06 Apr The St. John Suit by Julie Starr (guest post)
A big welcome to my friend and co-author, Julie Starr, a lovely woman who models the example of excellence through her exemplary sewing, in addition to being a sewist who illustrates my motto with verve! Enjoy 😉
from Julie ~
Have you ever clipped an inspiration image that practically haunted you until you challenged yourself to give it a go? Taking cues from high end ready to wear designers is the fuel that feeds my sewing passion and this $2000 St. John suit is an especially gratifying example.
I found myself lingering over the photo each time I visited my Pinterest sewing inspiration board. It was pure happenstance that the lookalike Linton tweed fabric was right there in my stash, having been vetoed in favor of a loftier boucle fabric while at Susan Khalje’s couture workshop two years ago.
More often than not, I am attracted to styles constructed with simple, classic lines, and this jacket is an ideal case in point. The designer version is exquisite, to be sure, but nothing an intermediate sewist with patience and determination cannot duplicate.
To turn my inspiration image into a reality, I focused on the details and features I liked before determining which should be adapted to make the version most flattering for my shape and best suited to my lifestyle.
For instance, the sleeves on the St. John inspiration jacket were too short and snug for my taste and the mobility required for my usual work tasks, so they were lengthened and widened. The pencil thin inspiration skirt looks great, but I doubt I’d accomplish my typical daily 15,000 Fitbit-confirmed steps and 30 flights of stairs while wearing it. Therefore the shape was adjusted to something more manageable.
On the plus side, the collar and peplum shapes really appealed to me. Training your eye to focus on the line drawings when selecting patterns will offer much more helpful information and fewer distractions from the finished garment photographs.
What’s the proverbial saying about making a silk purse from a sow’s ear? One source translates this as “it is not possible to produce something refined, admirable or valuable from something which is unrefined, unpleasant or of little or no value.”
This is a great bit of advice to keep in mind when sourcing fabrics for your investment wardrobe; one which took me a long time to come to terms with. You will still save a fortune compared to the ready to wear version, even when splurging on the most high end fabrics. Total materials cost for my suit, including fashion fabric, silk twill lining, silk organza underlining and fancy buttons was $182; a 91% savings over the St. John ensemble.
At close to $200 it’s still a good chunk of money but consider the value – a coordinated suit, a jacket that is perfect with jeans and a skirt that can be worn on its own with a wide variety of tops.
When I returned to sewing I was lured by lots of “make it tonight, wear it tomorrow” types of projects.

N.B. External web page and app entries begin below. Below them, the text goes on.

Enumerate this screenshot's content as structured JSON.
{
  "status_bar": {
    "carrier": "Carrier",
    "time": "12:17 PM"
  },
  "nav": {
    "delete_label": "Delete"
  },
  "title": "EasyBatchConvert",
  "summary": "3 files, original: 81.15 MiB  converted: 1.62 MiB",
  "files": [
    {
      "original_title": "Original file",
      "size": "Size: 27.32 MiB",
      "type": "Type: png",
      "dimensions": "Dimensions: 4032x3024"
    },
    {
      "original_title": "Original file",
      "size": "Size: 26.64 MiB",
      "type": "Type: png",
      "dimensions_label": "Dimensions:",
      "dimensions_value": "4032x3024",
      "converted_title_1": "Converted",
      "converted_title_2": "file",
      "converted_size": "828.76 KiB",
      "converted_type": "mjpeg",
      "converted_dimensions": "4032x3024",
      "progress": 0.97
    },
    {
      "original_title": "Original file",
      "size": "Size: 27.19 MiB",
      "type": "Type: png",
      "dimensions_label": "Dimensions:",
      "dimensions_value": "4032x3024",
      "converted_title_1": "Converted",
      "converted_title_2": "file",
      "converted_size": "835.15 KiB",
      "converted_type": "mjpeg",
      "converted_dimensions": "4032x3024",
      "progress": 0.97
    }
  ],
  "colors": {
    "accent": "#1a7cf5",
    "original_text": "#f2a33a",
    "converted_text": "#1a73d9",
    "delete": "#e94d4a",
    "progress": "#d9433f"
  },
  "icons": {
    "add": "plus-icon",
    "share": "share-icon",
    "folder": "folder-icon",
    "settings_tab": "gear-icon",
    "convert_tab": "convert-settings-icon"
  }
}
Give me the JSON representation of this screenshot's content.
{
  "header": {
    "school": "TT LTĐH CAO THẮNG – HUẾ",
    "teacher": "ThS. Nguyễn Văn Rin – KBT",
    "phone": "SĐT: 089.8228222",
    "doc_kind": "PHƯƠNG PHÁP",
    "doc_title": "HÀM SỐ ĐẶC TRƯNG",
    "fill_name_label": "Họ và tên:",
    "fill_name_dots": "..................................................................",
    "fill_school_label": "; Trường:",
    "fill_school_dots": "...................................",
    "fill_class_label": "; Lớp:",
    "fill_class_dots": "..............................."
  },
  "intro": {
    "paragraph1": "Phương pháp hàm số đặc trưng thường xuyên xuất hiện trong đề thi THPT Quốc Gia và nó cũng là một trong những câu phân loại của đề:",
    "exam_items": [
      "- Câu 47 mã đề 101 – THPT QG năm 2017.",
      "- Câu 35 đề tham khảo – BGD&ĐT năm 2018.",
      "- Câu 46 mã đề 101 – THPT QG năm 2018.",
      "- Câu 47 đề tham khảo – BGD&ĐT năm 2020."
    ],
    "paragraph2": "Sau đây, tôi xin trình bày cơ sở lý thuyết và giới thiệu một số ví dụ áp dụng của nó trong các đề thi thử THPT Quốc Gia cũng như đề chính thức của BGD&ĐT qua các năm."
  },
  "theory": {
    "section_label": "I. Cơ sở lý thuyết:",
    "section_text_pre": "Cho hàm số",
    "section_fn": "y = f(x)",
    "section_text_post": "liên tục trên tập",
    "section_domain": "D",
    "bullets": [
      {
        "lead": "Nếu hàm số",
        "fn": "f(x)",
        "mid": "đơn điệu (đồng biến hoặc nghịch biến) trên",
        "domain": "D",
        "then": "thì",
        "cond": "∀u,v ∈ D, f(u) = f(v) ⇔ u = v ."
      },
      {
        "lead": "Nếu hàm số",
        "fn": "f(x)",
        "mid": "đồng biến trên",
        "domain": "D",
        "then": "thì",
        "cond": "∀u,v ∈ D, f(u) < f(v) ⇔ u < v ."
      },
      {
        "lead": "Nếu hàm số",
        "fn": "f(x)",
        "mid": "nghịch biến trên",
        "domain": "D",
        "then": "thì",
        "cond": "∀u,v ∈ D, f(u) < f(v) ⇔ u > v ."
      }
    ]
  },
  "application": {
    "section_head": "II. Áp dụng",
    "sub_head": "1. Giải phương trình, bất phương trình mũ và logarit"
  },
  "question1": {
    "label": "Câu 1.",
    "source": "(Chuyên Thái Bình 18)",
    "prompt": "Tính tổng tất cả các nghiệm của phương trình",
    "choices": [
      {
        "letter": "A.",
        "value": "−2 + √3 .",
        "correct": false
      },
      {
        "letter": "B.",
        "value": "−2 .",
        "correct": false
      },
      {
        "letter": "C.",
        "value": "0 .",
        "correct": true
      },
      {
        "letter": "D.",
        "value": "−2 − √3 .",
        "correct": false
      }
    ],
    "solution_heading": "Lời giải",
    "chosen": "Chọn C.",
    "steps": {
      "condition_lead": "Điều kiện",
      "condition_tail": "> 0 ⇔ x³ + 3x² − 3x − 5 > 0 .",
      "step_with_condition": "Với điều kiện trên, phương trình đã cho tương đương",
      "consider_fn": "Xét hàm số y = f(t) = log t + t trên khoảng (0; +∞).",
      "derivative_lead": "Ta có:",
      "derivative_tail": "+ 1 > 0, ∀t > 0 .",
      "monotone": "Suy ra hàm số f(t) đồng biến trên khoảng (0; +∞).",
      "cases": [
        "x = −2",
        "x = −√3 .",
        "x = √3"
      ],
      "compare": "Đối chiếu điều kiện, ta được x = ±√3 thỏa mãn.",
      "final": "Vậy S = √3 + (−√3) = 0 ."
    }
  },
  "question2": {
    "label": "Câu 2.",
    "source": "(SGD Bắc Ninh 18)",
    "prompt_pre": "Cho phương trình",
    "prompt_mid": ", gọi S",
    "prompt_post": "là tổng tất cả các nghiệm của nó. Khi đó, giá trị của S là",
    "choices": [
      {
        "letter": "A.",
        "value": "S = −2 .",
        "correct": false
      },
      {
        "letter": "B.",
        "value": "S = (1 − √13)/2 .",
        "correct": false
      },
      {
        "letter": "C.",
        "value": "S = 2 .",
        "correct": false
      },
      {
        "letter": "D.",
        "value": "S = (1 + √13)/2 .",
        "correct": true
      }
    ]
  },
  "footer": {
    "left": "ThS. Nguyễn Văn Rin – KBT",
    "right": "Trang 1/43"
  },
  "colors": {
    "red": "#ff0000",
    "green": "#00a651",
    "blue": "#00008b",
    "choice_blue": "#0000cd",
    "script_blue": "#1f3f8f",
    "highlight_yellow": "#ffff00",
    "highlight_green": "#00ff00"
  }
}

As much as I still love sewing a quick knit top or cardigan, I will happily spend as long as it takes to be rewarded with a well constructed garment in a luscious fabric.
Muslins are non negotiable when you’ve splurged on fine fabric, as is meticulous pressing after each seam!
While I’m not a 100% purist (invisible zippers and sergers are simply not used in couture, yet I cannot resist them), incorporating even a few of these time honored techniques will make a great deal of difference in the resulting level of quality. It only takes a few extra minutes to add a layer of silk organza underlining to skirts but you won’t believe the difference in the wear and performance of fabrics that tend to stretch, sag or wrinkle.
Likewise, the miracle of Petersham ribbon for a bulk-free waistband facing was a revelation to me!
when you sew with the best quality materials your budget allows and focus on the details one step at a time, you will undoubtably amaze yourself!
Sew Your Own Clothes, Save Thousands of Dollars and Look Like a Million Bucks!